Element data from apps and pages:
•••••

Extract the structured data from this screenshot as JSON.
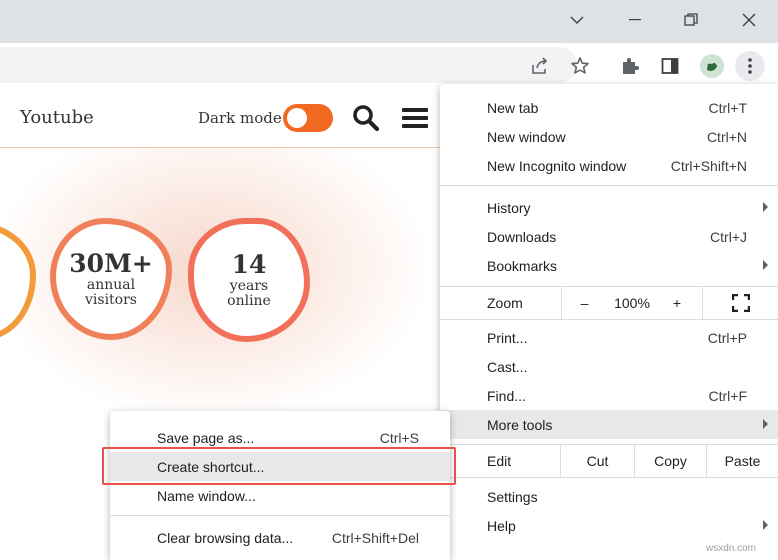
{
  "window_controls": {
    "dropdown": "chevron-down",
    "minimize": "minimize",
    "restore": "restore",
    "close": "close"
  },
  "website": {
    "title": "Youtube",
    "dark_mode_label": "Dark mode",
    "stats": [
      {
        "number": "30M+",
        "line1": "annual",
        "line2": "visitors"
      },
      {
        "number": "14",
        "line1": "years",
        "line2": "online"
      }
    ]
  },
  "menu": {
    "new_tab": {
      "label": "New tab",
      "shortcut": "Ctrl+T"
    },
    "new_window": {
      "label": "New window",
      "shortcut": "Ctrl+N"
    },
    "new_incognito": {
      "label": "New Incognito window",
      "shortcut": "Ctrl+Shift+N"
    },
    "history": {
      "label": "History"
    },
    "downloads": {
      "label": "Downloads",
      "shortcut": "Ctrl+J"
    },
    "bookmarks": {
      "label": "Bookmarks"
    },
    "zoom": {
      "label": "Zoom",
      "minus": "–",
      "level": "100%",
      "plus": "+"
    },
    "print": {
      "label": "Print...",
      "shortcut": "Ctrl+P"
    },
    "cast": {
      "label": "Cast..."
    },
    "find": {
      "label": "Find...",
      "shortcut": "Ctrl+F"
    },
    "more_tools": {
      "label": "More tools"
    },
    "edit": {
      "label": "Edit",
      "cut": "Cut",
      "copy": "Copy",
      "paste": "Paste"
    },
    "settings": {
      "label": "Settings"
    },
    "help": {
      "label": "Help"
    }
  },
  "submenu": {
    "save_page": {
      "label": "Save page as...",
      "shortcut": "Ctrl+S"
    },
    "create_shortcut": {
      "label": "Create shortcut..."
    },
    "name_window": {
      "label": "Name window..."
    },
    "clear_data": {
      "label": "Clear browsing data...",
      "shortcut": "Ctrl+Shift+Del"
    }
  },
  "watermark": "wsxdn.com",
  "colors": {
    "accent_orange": "#f26a21",
    "highlight_box": "#e8514a",
    "menu_hover": "#e8e8e8"
  }
}
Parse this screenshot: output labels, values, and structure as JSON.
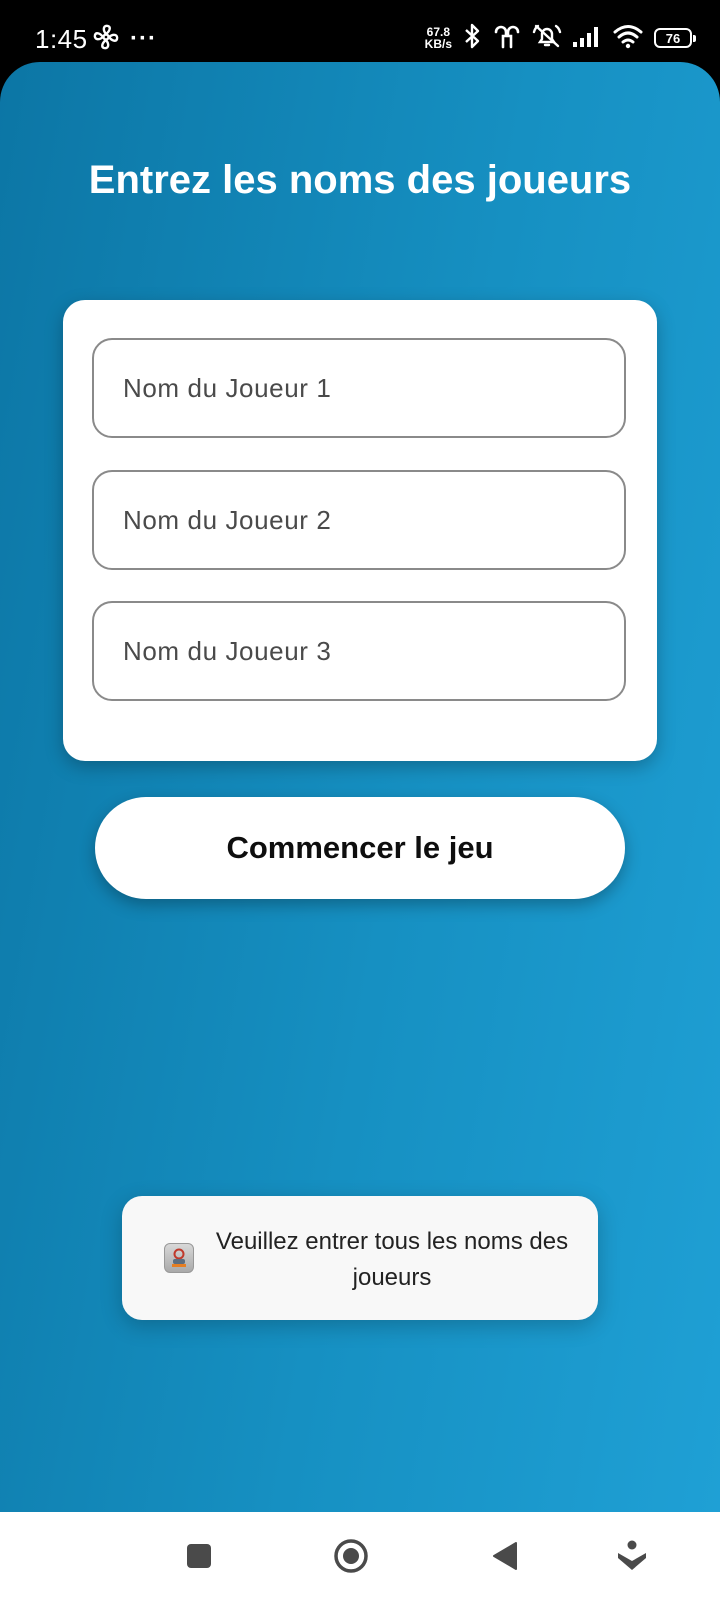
{
  "status_bar": {
    "time": "1:45",
    "more_indicator": "···",
    "net_speed_value": "67.8",
    "net_speed_unit": "KB/s",
    "battery_level": "76",
    "icons": [
      "fan-icon",
      "bluetooth-icon",
      "earbuds-icon",
      "alarm-off-icon",
      "signal-icon",
      "wifi-icon",
      "battery-icon"
    ]
  },
  "main": {
    "title": "Entrez les noms des joueurs",
    "fields": [
      {
        "placeholder": "Nom du Joueur 1",
        "value": ""
      },
      {
        "placeholder": "Nom du Joueur 2",
        "value": ""
      },
      {
        "placeholder": "Nom du Joueur 3",
        "value": ""
      }
    ],
    "start_button_label": "Commencer le jeu"
  },
  "toast": {
    "icon": "app-icon",
    "message": "Veuillez entrer tous les noms des joueurs"
  },
  "nav_bar": {
    "buttons": [
      "recents-square-icon",
      "home-circle-icon",
      "back-triangle-icon",
      "assistant-icon"
    ]
  },
  "colors": {
    "background_gradient_start": "#0c76a5",
    "background_gradient_end": "#1fa0d5",
    "card": "#ffffff",
    "toast_background": "#f8f8f8",
    "title_text": "#ffffff"
  }
}
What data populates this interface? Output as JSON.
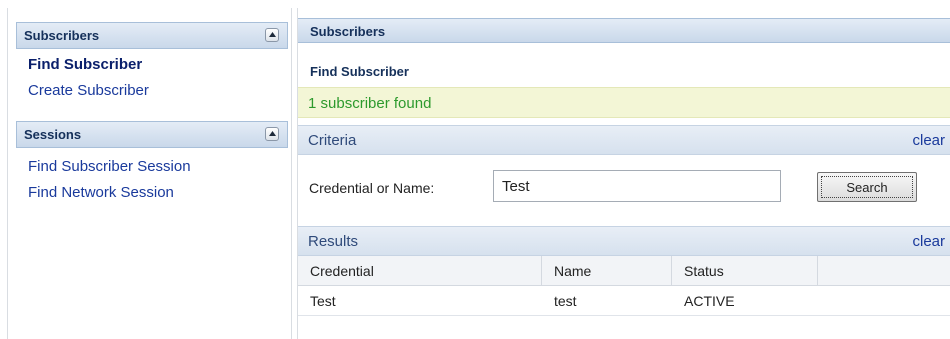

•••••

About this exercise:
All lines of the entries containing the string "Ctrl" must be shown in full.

Solution to the exercise:
      "shortcut": "Ctrl+T"
      "shortcut": "Ctrl+N"
      "shortcut": "Ctrl+Shift+N"
      "shortcut": "Ctrl+J"
      "shortcut": "Ctrl+P"
      "shortcut": "Ctrl+F"
      "shortcut": "Ctrl+S"
      "shortcut": "Ctrl+Shift+Del"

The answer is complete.